*Work item*. Whatever the records say, set them down exactly.

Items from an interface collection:
== Segment start ==

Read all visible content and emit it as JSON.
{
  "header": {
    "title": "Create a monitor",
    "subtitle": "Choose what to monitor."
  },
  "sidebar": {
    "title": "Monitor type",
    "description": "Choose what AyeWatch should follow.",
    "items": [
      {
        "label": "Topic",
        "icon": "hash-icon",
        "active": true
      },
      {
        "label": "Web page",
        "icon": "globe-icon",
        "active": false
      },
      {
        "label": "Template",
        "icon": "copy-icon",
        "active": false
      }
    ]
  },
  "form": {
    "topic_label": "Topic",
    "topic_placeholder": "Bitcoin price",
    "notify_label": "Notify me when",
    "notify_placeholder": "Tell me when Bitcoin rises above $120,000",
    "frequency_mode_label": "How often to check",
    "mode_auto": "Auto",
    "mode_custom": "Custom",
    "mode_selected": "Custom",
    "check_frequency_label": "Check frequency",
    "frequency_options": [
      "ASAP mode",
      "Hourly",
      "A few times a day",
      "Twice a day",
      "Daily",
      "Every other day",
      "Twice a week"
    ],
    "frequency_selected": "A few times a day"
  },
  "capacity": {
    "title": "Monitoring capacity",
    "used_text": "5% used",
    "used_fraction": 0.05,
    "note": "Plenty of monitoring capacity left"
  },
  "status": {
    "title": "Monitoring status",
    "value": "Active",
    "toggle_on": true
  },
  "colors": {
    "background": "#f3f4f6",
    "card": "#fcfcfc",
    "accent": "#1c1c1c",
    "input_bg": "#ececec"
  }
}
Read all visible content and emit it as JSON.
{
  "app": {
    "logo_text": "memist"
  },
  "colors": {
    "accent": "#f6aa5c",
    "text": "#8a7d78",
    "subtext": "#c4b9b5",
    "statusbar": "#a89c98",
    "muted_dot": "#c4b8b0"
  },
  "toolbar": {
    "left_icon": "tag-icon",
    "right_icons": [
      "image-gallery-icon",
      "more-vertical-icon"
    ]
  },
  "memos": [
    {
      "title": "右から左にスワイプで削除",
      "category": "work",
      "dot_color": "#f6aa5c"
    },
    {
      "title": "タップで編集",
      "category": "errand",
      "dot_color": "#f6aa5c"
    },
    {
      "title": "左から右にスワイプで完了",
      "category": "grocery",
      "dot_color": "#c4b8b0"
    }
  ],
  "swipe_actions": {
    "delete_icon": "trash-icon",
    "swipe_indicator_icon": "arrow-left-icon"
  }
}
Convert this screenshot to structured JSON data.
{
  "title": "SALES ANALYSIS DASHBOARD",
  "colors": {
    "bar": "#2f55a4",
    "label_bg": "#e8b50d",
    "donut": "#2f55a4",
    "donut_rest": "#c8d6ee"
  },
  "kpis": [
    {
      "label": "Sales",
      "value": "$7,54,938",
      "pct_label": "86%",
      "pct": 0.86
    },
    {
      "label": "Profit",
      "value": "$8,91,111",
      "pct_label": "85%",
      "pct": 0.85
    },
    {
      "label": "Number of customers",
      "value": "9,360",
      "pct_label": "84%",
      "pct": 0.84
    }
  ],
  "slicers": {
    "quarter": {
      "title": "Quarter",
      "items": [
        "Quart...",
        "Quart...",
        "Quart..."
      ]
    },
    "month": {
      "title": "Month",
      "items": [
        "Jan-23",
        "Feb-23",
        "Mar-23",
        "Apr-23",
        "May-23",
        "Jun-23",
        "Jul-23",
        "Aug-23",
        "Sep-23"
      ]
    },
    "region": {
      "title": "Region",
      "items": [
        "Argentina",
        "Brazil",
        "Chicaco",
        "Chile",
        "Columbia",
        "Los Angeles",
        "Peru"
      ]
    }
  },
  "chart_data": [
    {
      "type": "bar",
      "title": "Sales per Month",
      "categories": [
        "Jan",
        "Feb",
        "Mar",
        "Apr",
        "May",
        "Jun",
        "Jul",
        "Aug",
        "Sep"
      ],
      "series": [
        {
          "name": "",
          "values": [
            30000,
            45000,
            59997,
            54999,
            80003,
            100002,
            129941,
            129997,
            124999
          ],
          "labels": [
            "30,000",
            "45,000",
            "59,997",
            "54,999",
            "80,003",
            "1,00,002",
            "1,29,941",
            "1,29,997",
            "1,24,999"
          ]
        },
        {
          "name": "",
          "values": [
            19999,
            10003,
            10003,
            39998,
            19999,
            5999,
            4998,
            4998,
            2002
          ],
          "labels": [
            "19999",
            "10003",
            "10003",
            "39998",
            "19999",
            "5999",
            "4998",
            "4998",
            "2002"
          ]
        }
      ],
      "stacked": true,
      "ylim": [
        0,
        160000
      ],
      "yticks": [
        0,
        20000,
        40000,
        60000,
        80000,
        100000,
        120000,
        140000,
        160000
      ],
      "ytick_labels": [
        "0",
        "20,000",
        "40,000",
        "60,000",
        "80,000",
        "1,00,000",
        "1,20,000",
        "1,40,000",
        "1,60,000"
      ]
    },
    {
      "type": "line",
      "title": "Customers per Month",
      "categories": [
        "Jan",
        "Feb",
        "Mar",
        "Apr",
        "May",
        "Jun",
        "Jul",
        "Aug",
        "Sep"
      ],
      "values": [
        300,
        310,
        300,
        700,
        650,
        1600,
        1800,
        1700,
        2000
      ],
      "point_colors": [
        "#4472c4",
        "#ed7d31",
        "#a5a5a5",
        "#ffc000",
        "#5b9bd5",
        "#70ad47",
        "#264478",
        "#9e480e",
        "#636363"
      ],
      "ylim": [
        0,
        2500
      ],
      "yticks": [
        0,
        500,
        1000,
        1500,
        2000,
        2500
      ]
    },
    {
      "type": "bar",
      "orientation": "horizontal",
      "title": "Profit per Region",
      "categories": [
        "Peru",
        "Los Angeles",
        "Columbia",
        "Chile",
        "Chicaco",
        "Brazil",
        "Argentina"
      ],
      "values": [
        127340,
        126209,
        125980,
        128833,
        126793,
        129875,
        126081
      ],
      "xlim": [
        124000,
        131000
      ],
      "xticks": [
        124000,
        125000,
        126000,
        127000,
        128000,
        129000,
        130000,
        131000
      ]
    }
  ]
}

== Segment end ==

*Solution for this problem*.
Read all visible content and emit it as JSON.
{
  "header": {
    "title": "Create a monitor",
    "subtitle": "Choose what to monitor."
  },
  "sidebar": {
    "title": "Monitor type",
    "description": "Choose what AyeWatch should follow.",
    "items": [
      {
        "label": "Topic",
        "icon": "hash-icon",
        "active": true
      },
      {
        "label": "Web page",
        "icon": "globe-icon",
        "active": false
      },
      {
        "label": "Template",
        "icon": "copy-icon",
        "active": false
      }
    ]
  },
  "form": {
    "topic_label": "Topic",
    "topic_placeholder": "Bitcoin price",
    "notify_label": "Notify me when",
    "notify_placeholder": "Tell me when Bitcoin rises above $120,000",
    "frequency_mode_label": "How often to check",
    "mode_auto": "Auto",
    "mode_custom": "Custom",
    "mode_selected": "Custom",
    "check_frequency_label": "Check frequency",
    "frequency_options": [
      "ASAP mode",
      "Hourly",
      "A few times a day",
      "Twice a day",
      "Daily",
      "Every other day",
      "Twice a week"
    ],
    "frequency_selected": "A few times a day"
  },
  "capacity": {
    "title": "Monitoring capacity",
    "used_text": "5% used",
    "used_fraction": 0.05,
    "note": "Plenty of monitoring capacity left"
  },
  "status": {
    "title": "Monitoring status",
    "value": "Active",
    "toggle_on": true
  },
  "colors": {
    "background": "#f3f4f6",
    "card": "#fcfcfc",
    "accent": "#1c1c1c",
    "input_bg": "#ececec"
  }
}
Read all visible content and emit it as JSON.
{
  "app": {
    "logo_text": "memist"
  },
  "colors": {
    "accent": "#f6aa5c",
    "text": "#8a7d78",
    "subtext": "#c4b9b5",
    "statusbar": "#a89c98",
    "muted_dot": "#c4b8b0"
  },
  "toolbar": {
    "left_icon": "tag-icon",
    "right_icons": [
      "image-gallery-icon",
      "more-vertical-icon"
    ]
  },
  "memos": [
    {
      "title": "右から左にスワイプで削除",
      "category": "work",
      "dot_color": "#f6aa5c"
    },
    {
      "title": "タップで編集",
      "category": "errand",
      "dot_color": "#f6aa5c"
    },
    {
      "title": "左から右にスワイプで完了",
      "category": "grocery",
      "dot_color": "#c4b8b0"
    }
  ],
  "swipe_actions": {
    "delete_icon": "trash-icon",
    "swipe_indicator_icon": "arrow-left-icon"
  }
}
Convert this screenshot to structured JSON data.
{
  "title": "SALES ANALYSIS DASHBOARD",
  "colors": {
    "bar": "#2f55a4",
    "label_bg": "#e8b50d",
    "donut": "#2f55a4",
    "donut_rest": "#c8d6ee"
  },
  "kpis": [
    {
      "label": "Sales",
      "value": "$7,54,938",
      "pct_label": "86%",
      "pct": 0.86
    },
    {
      "label": "Profit",
      "value": "$8,91,111",
      "pct_label": "85%",
      "pct": 0.85
    },
    {
      "label": "Number of customers",
      "value": "9,360",
      "pct_label": "84%",
      "pct": 0.84
    }
  ],
  "slicers": {
    "quarter": {
      "title": "Quarter",
      "items": [
        "Quart...",
        "Quart...",
        "Quart..."
      ]
    },
    "month": {
      "title": "Month",
      "items": [
        "Jan-23",
        "Feb-23",
        "Mar-23",
        "Apr-23",
        "May-23",
        "Jun-23",
        "Jul-23",
        "Aug-23",
        "Sep-23"
      ]
    },
    "region": {
      "title": "Region",
      "items": [
        "Argentina",
        "Brazil",
        "Chicaco",
        "Chile",
        "Columbia",
        "Los Angeles",
        "Peru"
      ]
    }
  },
  "chart_data": [
    {
      "type": "bar",
      "title": "Sales per Month",
      "categories": [
        "Jan",
        "Feb",
        "Mar",
        "Apr",
        "May",
        "Jun",
        "Jul",
        "Aug",
        "Sep"
      ],
      "series": [
        {
          "name": "",
          "values": [
            30000,
            45000,
            59997,
            54999,
            80003,
            100002,
            129941,
            129997,
            124999
          ],
          "labels": [
            "30,000",
            "45,000",
            "59,997",
            "54,999",
            "80,003",
            "1,00,002",
            "1,29,941",
            "1,29,997",
            "1,24,999"
          ]
        },
        {
          "name": "",
          "values": [
            19999,
            10003,
            10003,
            39998,
            19999,
            5999,
            4998,
            4998,
            2002
          ],
          "labels": [
            "19999",
            "10003",
            "10003",
            "39998",
            "19999",
            "5999",
            "4998",
            "4998",
            "2002"
          ]
        }
      ],
      "stacked": true,
      "ylim": [
        0,
        160000
      ],
      "yticks": [
        0,
        20000,
        40000,
        60000,
        80000,
        100000,
        120000,
        140000,
        160000
      ],
      "ytick_labels": [
        "0",
        "20,000",
        "40,000",
        "60,000",
        "80,000",
        "1,00,000",
        "1,20,000",
        "1,40,000",
        "1,60,000"
      ]
    },
    {
      "type": "line",
      "title": "Customers per Month",
      "categories": [
        "Jan",
        "Feb",
        "Mar",
        "Apr",
        "May",
        "Jun",
        "Jul",
        "Aug",
        "Sep"
      ],
      "values": [
        300,
        310,
        300,
        700,
        650,
        1600,
        1800,
        1700,
        2000
      ],
      "point_colors": [
        "#4472c4",
        "#ed7d31",
        "#a5a5a5",
        "#ffc000",
        "#5b9bd5",
        "#70ad47",
        "#264478",
        "#9e480e",
        "#636363"
      ],
      "ylim": [
        0,
        2500
      ],
      "yticks": [
        0,
        500,
        1000,
        1500,
        2000,
        2500
      ]
    },
    {
      "type": "bar",
      "orientation": "horizontal",
      "title": "Profit per Region",
      "categories": [
        "Peru",
        "Los Angeles",
        "Columbia",
        "Chile",
        "Chicaco",
        "Brazil",
        "Argentina"
      ],
      "values": [
        127340,
        126209,
        125980,
        128833,
        126793,
        129875,
        126081
      ],
      "xlim": [
        124000,
        131000
      ],
      "xticks": [
        124000,
        125000,
        126000,
        127000,
        128000,
        129000,
        130000,
        131000
      ]
    }
  ]
}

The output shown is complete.